▶ Instructions to follow
Please return every entry below exactly as written, without any of its pictures.

Dataset rows for apps and sites
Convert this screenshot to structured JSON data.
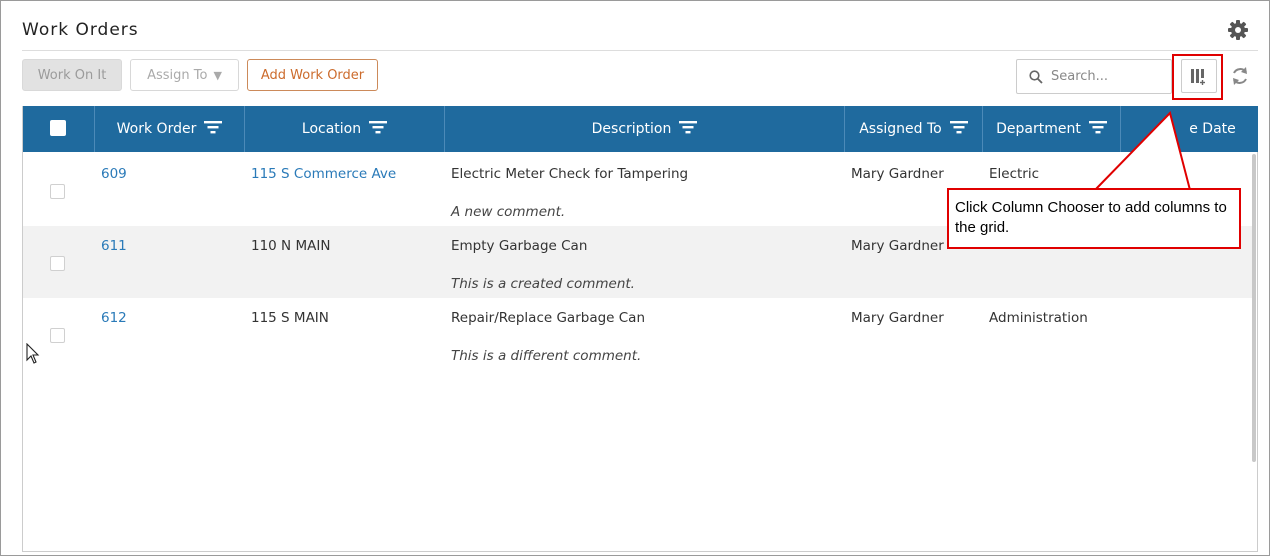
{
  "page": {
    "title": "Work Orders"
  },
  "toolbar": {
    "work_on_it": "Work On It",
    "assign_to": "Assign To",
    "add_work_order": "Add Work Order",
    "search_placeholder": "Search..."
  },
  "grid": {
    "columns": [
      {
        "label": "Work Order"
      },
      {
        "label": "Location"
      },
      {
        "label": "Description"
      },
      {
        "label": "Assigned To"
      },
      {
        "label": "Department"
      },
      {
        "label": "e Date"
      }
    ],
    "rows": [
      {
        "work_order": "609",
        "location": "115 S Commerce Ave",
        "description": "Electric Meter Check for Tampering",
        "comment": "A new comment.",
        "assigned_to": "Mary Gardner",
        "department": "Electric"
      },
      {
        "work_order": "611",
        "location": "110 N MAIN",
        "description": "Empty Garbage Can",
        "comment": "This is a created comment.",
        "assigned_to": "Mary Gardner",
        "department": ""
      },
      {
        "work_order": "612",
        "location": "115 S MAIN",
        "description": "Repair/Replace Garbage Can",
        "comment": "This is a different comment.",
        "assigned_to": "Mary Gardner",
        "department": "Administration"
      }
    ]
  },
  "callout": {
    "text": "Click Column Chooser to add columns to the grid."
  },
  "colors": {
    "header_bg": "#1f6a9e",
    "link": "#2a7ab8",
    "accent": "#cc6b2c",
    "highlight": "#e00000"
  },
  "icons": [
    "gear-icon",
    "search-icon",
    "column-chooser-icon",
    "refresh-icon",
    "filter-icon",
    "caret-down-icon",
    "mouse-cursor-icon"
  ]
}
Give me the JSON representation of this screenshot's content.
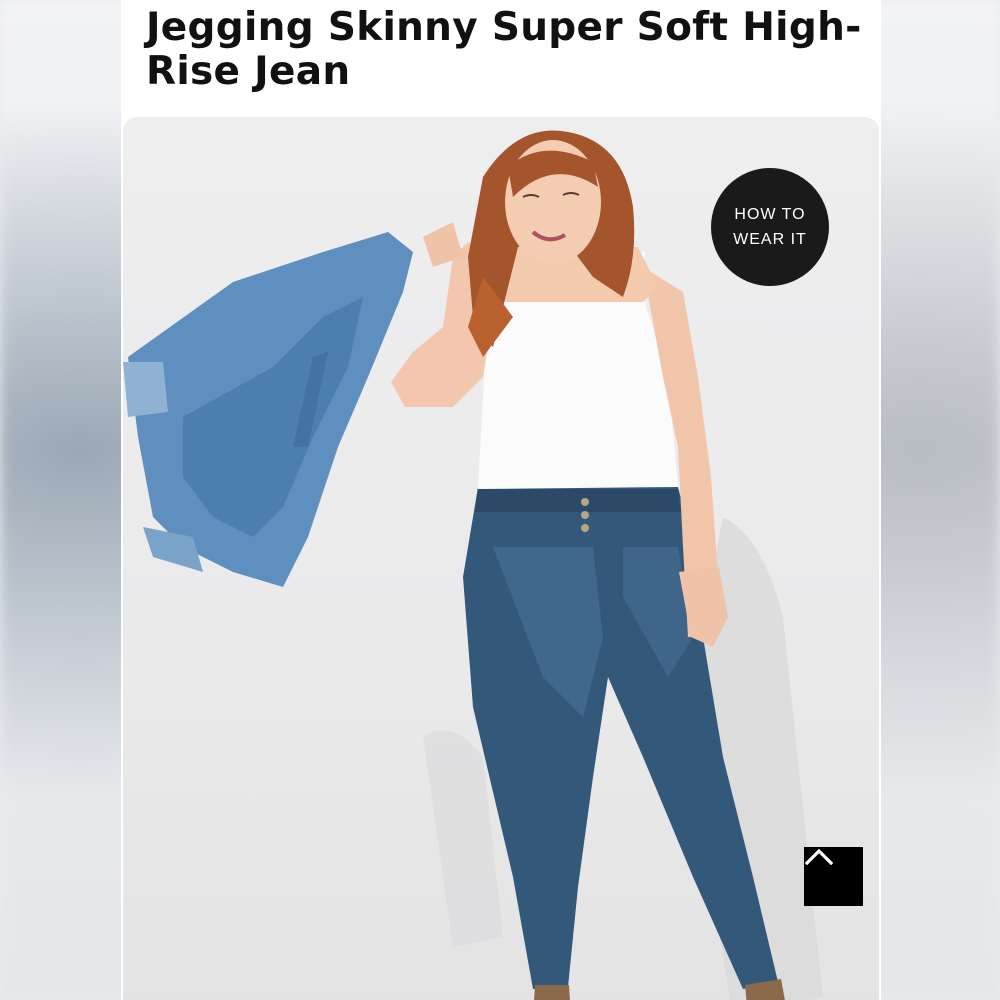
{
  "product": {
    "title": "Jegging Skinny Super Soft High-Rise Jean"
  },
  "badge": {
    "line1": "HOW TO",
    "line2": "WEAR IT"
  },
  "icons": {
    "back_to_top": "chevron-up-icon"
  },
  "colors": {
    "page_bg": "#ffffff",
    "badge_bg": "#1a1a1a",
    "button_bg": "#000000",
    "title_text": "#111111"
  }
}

▶ Problem solution
Convert this screenshot to structured JSON data.
{
  "page": {
    "title": "Work Orders"
  },
  "toolbar": {
    "work_on_it": "Work On It",
    "assign_to": "Assign To",
    "add_work_order": "Add Work Order",
    "search_placeholder": "Search..."
  },
  "grid": {
    "columns": [
      {
        "label": "Work Order"
      },
      {
        "label": "Location"
      },
      {
        "label": "Description"
      },
      {
        "label": "Assigned To"
      },
      {
        "label": "Department"
      },
      {
        "label": "e Date"
      }
    ],
    "rows": [
      {
        "work_order": "609",
        "location": "115 S Commerce Ave",
        "description": "Electric Meter Check for Tampering",
        "comment": "A new comment.",
        "assigned_to": "Mary Gardner",
        "department": "Electric"
      },
      {
        "work_order": "611",
        "location": "110 N MAIN",
        "description": "Empty Garbage Can",
        "comment": "This is a created comment.",
        "assigned_to": "Mary Gardner",
        "department": ""
      },
      {
        "work_order": "612",
        "location": "115 S MAIN",
        "description": "Repair/Replace Garbage Can",
        "comment": "This is a different comment.",
        "assigned_to": "Mary Gardner",
        "department": "Administration"
      }
    ]
  },
  "callout": {
    "text": "Click Column Chooser to add columns to the grid."
  },
  "colors": {
    "header_bg": "#1f6a9e",
    "link": "#2a7ab8",
    "accent": "#cc6b2c",
    "highlight": "#e00000"
  },
  "icons": [
    "gear-icon",
    "search-icon",
    "column-chooser-icon",
    "refresh-icon",
    "filter-icon",
    "caret-down-icon",
    "mouse-cursor-icon"
  ]
}
Give me the JSON representation of this screenshot's content.
{
  "product": {
    "title": "Jegging Skinny Super Soft High-Rise Jean"
  },
  "badge": {
    "line1": "HOW TO",
    "line2": "WEAR IT"
  },
  "icons": {
    "back_to_top": "chevron-up-icon"
  },
  "colors": {
    "page_bg": "#ffffff",
    "badge_bg": "#1a1a1a",
    "button_bg": "#000000",
    "title_text": "#111111"
  }
}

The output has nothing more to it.